With elections being the hot topic in Goa, people have gone wild about the results. But 10,919 people are watching and enjoying the show. Each and every vote is important but do all get taken into consideration?
Who are these 10,919 people?
In the pie chart above it shows the party wise vote share. BJP, INC, MGP, IND, AAP, GFP, NCP, GSM, UGP, GSRP, GVP and finally NOTA (None Of The Above). 10,919 people did not cast their vote for a single candidate. Instead, they left their choices open and chose NOTA.
The joy of achievement and agony of loss are yet to be digested by political fronts as well as voters.

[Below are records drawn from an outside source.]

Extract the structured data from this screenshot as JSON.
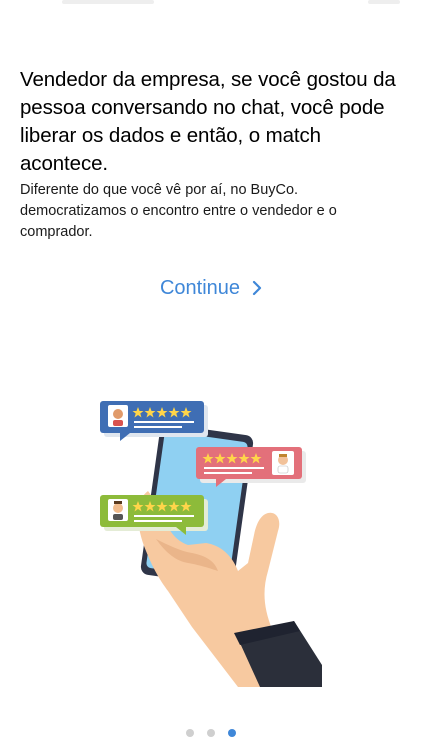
{
  "onboarding": {
    "headline": "Vendedor da empresa, se você gostou da pessoa conversando no chat, você pode liberar os dados e então, o match acontece.",
    "description": "Diferente do que você vê por aí, no BuyCo. democratizamos o encontro entre o vendedor e o comprador.",
    "continue_label": "Continue",
    "continue_icon": "chevron-right-icon"
  },
  "illustration": {
    "name": "hand-holding-phone-with-review-bubbles",
    "review_bubbles": [
      {
        "color": "#3f6eb4",
        "stars": 5
      },
      {
        "color": "#e3707a",
        "stars": 5
      },
      {
        "color": "#8dbb3a",
        "stars": 5
      }
    ]
  },
  "pager": {
    "page_count": 3,
    "active_page": 3,
    "active_color": "#3f87d8",
    "inactive_color": "#cfcfcf"
  },
  "theme": {
    "accent": "#3f87d8"
  }
}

The fast-emerging trend in the State’s assembly polls has brought up a topic to talk about- NOTA.
In Goa, 1.2 percent of the voters chose NOTA (None of the Above), followed by 1 per cent in Uttarakhand, latest data available with the Election Commission of India showed.
What is NOTA?
You do not like any of the candidates listed. You get to select the NOTA aka None of the Above option on the EVM machine/ ballot paper, which means you vote none of the candidates and yet you practice your right to vote.
There are 40 constituencies in Goa, 70 in Uttarakhand, 60 in Manipur, 117 in Punjab and 403 in Uttar Pradesh. India is the 14th country to allow secret negative voting.
Is NOTA a game changer?
Even if most votes have been cast for NOTA option, the candidate with the largest number of votes will be declared winner. Technically, your vote is counted as an invalid vote and does not affect election results.
What if NOTA wins?
If NOTA receives the majority of votes in a particular constituency, then the candidate with the second highest number of votes wins. Simply put, NOTA is incapable of forcing a reelection even if it is the winner.
The Supreme court of India felt that an option like NOTA would force parties to project more honest candidates and in turn increase voter participation.
Before the NOTA option came into existence, people casting negative votes were required to enter their names in a register and cast their vote on a separate paper ballot. The presiding officer would then put a remark in the form and get it signed by the voter. This was done to prevent fraud or misuse of votes.
The EVMs have the NOTA option at the end of the candidates’ list. Earlier, in order to cast a negative ballot, a voter had to inform the presiding officer at the polling booth. A NOTA vote doesn’t require the involvement of the presiding officer.
This provision was, however, deemed unconstitutional by the SC as it did not protect the identity of the voter.
The SC said negative voting would even encourage people who are not satisfied with any of the candidates to turn up to express their opinion and reject all contestants.
The Section 49 (O) stood annulled after the SC cleared the NOTA provision. It gave the poll officials a chance to find out the reason behind the rejection of a candidate through the voter’s remarks in Form 17A. Through NOTA, the officials cannot find out the reason for the rejection. Moreover, it protects the identity of a voter, thus keeping the concept of secret balloting intact.
Leaders of the Bharatiya Janata Party, Narendra Modi, and LK Advani welcomed the NOTA provision. They, however, asked for another ‘electoral reform’. Both leaders said voting should be made mandatory.
“Voters, who without any legitimate justification, have not been exercising the valuable right of franchise the Indian Constitution has conferred on them have, unwittingly thus, been casting a negative vote against all the contesting candidates without intending to do so,” Advani wrote in a blog.
“I hold, therefore, that a negative vote would become really meaningful if it is accompanied also by the introduction of mandatory voting,” he added.
“Negative voting will lead to a systemic change in polls and political parties will be forced to project clean candidates. If the right to vote is a statutory right, then the right to reject a candidate is a fundamental right of speech and expression under the Constitution,” said a bench headed by then Chief Justice of India, P Sathasivam.
The bench also pointed out that the system of negative voting existed in several other countries. Even in Parliament, the MPs have the option to abstain from a vote.